The Valley County Public Health Department and Frances Mahon Deaconess Hospital confirmed the fourth positive case of COVID-19 in Valley County July 1. Case #4 is a male in his 30s who is not hospitalized and is isolating at home. The case was identified through contact tracing and had been undergoing quarantine. The individual does not have symptoms. The other three cases are now listed as recovered.

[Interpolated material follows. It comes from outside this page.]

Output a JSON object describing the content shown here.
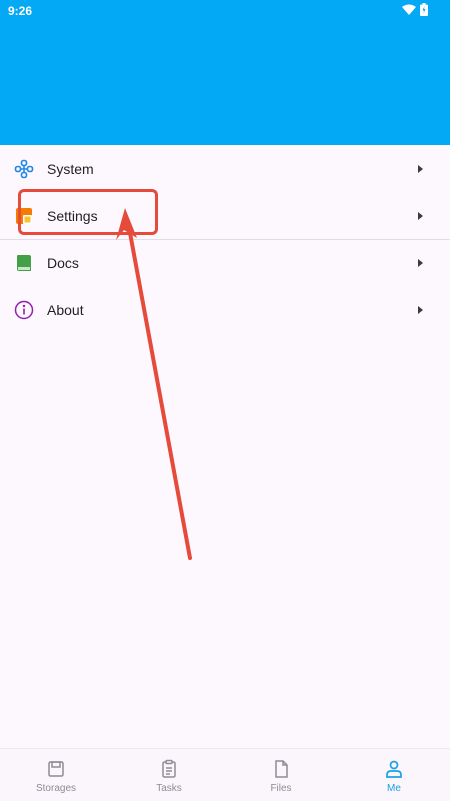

Governor Steve Bullock announced an updated directive June 25 that permits safe visitation in nursing homes and assisted living facilities that are able to follow infection control protocols per guidance issued by the Centers for Medicare and Medicaid Services and the Centers for Disease Control and Prevention. Nursing care and assisted living facilities for older adults in Montana may allow visitors after giving notice to residents and family members. Visitation should be conducted in accordance with the strict screening, physical distancing, sanitation, hygiene, testing, and other infection control protocols set forth in the CMS and CDC guidance applicable to nursing homes. Before permitting visitation, facilities should review the applicable CDC and CMS guidance and determine that they are capable of following them. CMS guidance can be found at cms.gov/files/document/qso-20-30-nh.pdf. Bullock’s April 22 Phase 1 reopening directive continued the suspension of visitation for all visitors and non-essential healthcare providers, except as for certain compassionate care situations.